--- Task material Enclosed Below ---

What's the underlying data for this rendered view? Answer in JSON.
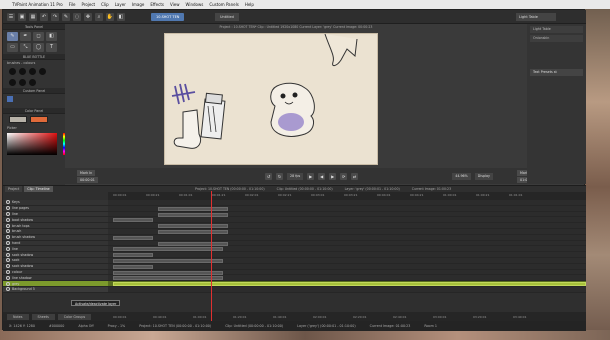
{
  "menubar": {
    "app": "TVPaint Animation 11 Pro",
    "items": [
      "File",
      "Project",
      "Clip",
      "Layer",
      "Image",
      "Effects",
      "View",
      "Windows",
      "Custom Panels",
      "Help"
    ],
    "title": "*/Volumes/2020/01.BLUE BOTTLE/08.TV PAINT/10.SHOT TEN.tvpp - TVPaint Animation 11 Pro STD (11.0.10-64 bits)"
  },
  "toolbar": {
    "tab_active": "10.SHOT TEN",
    "tab_untitled": "Untitled",
    "light_table": "Light Table"
  },
  "left_panels": {
    "tools_title": "Tools Panel",
    "panel2_title": "BLUE BOTTLE",
    "brush_label": "brushes - colours",
    "panel3_title": "Custom Panel",
    "color_panel_title": "Color Panel",
    "picker_label": "Picker"
  },
  "viewport": {
    "header": "Project : 10.SHOT TEN*  Clip : Untitled  1920x1080  Current Layer: 'grey'  Current Image: 00:00:23"
  },
  "viewport_controls": {
    "zoom": "28 fps",
    "mark_in": "Mark In",
    "mark_in_time": "00:00:01",
    "zoom_pct": "44.96%",
    "display": "Display",
    "mark_out": "Mark Out",
    "mark_out_time": "01:00:00"
  },
  "right_panel": {
    "items": [
      "Light Table",
      "Onionskin",
      "Text Presets st"
    ]
  },
  "timeline": {
    "tabs": [
      "Project",
      "Clip: Timeline"
    ],
    "info": [
      "Project: 10.SHOT TEN (00:00:00 - 01:10:00)",
      "Clip: Untitled (00:00:00 - 01:10:00)",
      "Layer: 'grey' (00:00:01 - 01:10:00)",
      "Current Image: 01:00:23"
    ],
    "ruler_ticks": [
      "00:00:01",
      "00:00:21",
      "00:01:01",
      "00:01:21",
      "00:02:01",
      "00:02:21",
      "00:03:01",
      "00:03:21",
      "00:04:01",
      "00:04:21",
      "01:00:01",
      "01:00:21",
      "01:01:01"
    ],
    "bottom_ticks": [
      "00:00:01",
      "00:40:01",
      "01:00:01",
      "01:20:01",
      "01:40:01",
      "02:00:01",
      "02:20:01",
      "02:40:01",
      "03:00:01",
      "03:20:01",
      "03:40:01"
    ],
    "layers": [
      {
        "name": "Keys",
        "sel": false
      },
      {
        "name": "line pages",
        "sel": false
      },
      {
        "name": "line",
        "sel": false
      },
      {
        "name": "boot shadow",
        "sel": false
      },
      {
        "name": "brush tops",
        "sel": false
      },
      {
        "name": "brush",
        "sel": false
      },
      {
        "name": "brush shadow",
        "sel": false
      },
      {
        "name": "hand",
        "sel": false
      },
      {
        "name": "line",
        "sel": false
      },
      {
        "name": "sock shadow",
        "sel": false
      },
      {
        "name": "sock",
        "sel": false
      },
      {
        "name": "sock shadow",
        "sel": false
      },
      {
        "name": "colour",
        "sel": false
      },
      {
        "name": "line shadow",
        "sel": false
      },
      {
        "name": "grey",
        "sel": true
      },
      {
        "name": "Background 5",
        "sel": false,
        "bg": true
      }
    ],
    "tooltip": "Activate/deactivate layer",
    "bottom_buttons": [
      "Notes",
      "Sheets",
      "Color Groups"
    ],
    "bg_buttons": [
      "Background",
      "Start Frame"
    ]
  },
  "statusbar": {
    "coords": "X: 1426  Y: 1280",
    "color": "#000000",
    "alpha": "Alpha Off",
    "proxy": "Proxy - 1%",
    "project": "Project: 10.SHOT TEN (00:00:00 - 01:10:00)",
    "clip": "Clip: Untitled (00:00:00 - 01:10:00)",
    "layer": "Layer ('grey') (00:00:01 - 01:10:00)",
    "image": "Current Image: 01:00:23",
    "page": "Room 1"
  }
}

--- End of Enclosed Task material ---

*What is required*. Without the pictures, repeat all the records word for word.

*Written answer*.
What's the underlying data for this rendered view? Answer in JSON.
{
  "menubar": {
    "app": "TVPaint Animation 11 Pro",
    "items": [
      "File",
      "Project",
      "Clip",
      "Layer",
      "Image",
      "Effects",
      "View",
      "Windows",
      "Custom Panels",
      "Help"
    ],
    "title": "*/Volumes/2020/01.BLUE BOTTLE/08.TV PAINT/10.SHOT TEN.tvpp - TVPaint Animation 11 Pro STD (11.0.10-64 bits)"
  },
  "toolbar": {
    "tab_active": "10.SHOT TEN",
    "tab_untitled": "Untitled",
    "light_table": "Light Table"
  },
  "left_panels": {
    "tools_title": "Tools Panel",
    "panel2_title": "BLUE BOTTLE",
    "brush_label": "brushes - colours",
    "panel3_title": "Custom Panel",
    "color_panel_title": "Color Panel",
    "picker_label": "Picker"
  },
  "viewport": {
    "header": "Project : 10.SHOT TEN*  Clip : Untitled  1920x1080  Current Layer: 'grey'  Current Image: 00:00:23"
  },
  "viewport_controls": {
    "zoom": "28 fps",
    "mark_in": "Mark In",
    "mark_in_time": "00:00:01",
    "zoom_pct": "44.96%",
    "display": "Display",
    "mark_out": "Mark Out",
    "mark_out_time": "01:00:00"
  },
  "right_panel": {
    "items": [
      "Light Table",
      "Onionskin",
      "Text Presets st"
    ]
  },
  "timeline": {
    "tabs": [
      "Project",
      "Clip: Timeline"
    ],
    "info": [
      "Project: 10.SHOT TEN (00:00:00 - 01:10:00)",
      "Clip: Untitled (00:00:00 - 01:10:00)",
      "Layer: 'grey' (00:00:01 - 01:10:00)",
      "Current Image: 01:00:23"
    ],
    "ruler_ticks": [
      "00:00:01",
      "00:00:21",
      "00:01:01",
      "00:01:21",
      "00:02:01",
      "00:02:21",
      "00:03:01",
      "00:03:21",
      "00:04:01",
      "00:04:21",
      "01:00:01",
      "01:00:21",
      "01:01:01"
    ],
    "bottom_ticks": [
      "00:00:01",
      "00:40:01",
      "01:00:01",
      "01:20:01",
      "01:40:01",
      "02:00:01",
      "02:20:01",
      "02:40:01",
      "03:00:01",
      "03:20:01",
      "03:40:01"
    ],
    "layers": [
      {
        "name": "Keys",
        "sel": false
      },
      {
        "name": "line pages",
        "sel": false
      },
      {
        "name": "line",
        "sel": false
      },
      {
        "name": "boot shadow",
        "sel": false
      },
      {
        "name": "brush tops",
        "sel": false
      },
      {
        "name": "brush",
        "sel": false
      },
      {
        "name": "brush shadow",
        "sel": false
      },
      {
        "name": "hand",
        "sel": false
      },
      {
        "name": "line",
        "sel": false
      },
      {
        "name": "sock shadow",
        "sel": false
      },
      {
        "name": "sock",
        "sel": false
      },
      {
        "name": "sock shadow",
        "sel": false
      },
      {
        "name": "colour",
        "sel": false
      },
      {
        "name": "line shadow",
        "sel": false
      },
      {
        "name": "grey",
        "sel": true
      },
      {
        "name": "Background 5",
        "sel": false,
        "bg": true
      }
    ],
    "tooltip": "Activate/deactivate layer",
    "bottom_buttons": [
      "Notes",
      "Sheets",
      "Color Groups"
    ],
    "bg_buttons": [
      "Background",
      "Start Frame"
    ]
  },
  "statusbar": {
    "coords": "X: 1426  Y: 1280",
    "color": "#000000",
    "alpha": "Alpha Off",
    "proxy": "Proxy - 1%",
    "project": "Project: 10.SHOT TEN (00:00:00 - 01:10:00)",
    "clip": "Clip: Untitled (00:00:00 - 01:10:00)",
    "layer": "Layer ('grey') (00:00:01 - 01:10:00)",
    "image": "Current Image: 01:00:23",
    "page": "Room 1"
  }
}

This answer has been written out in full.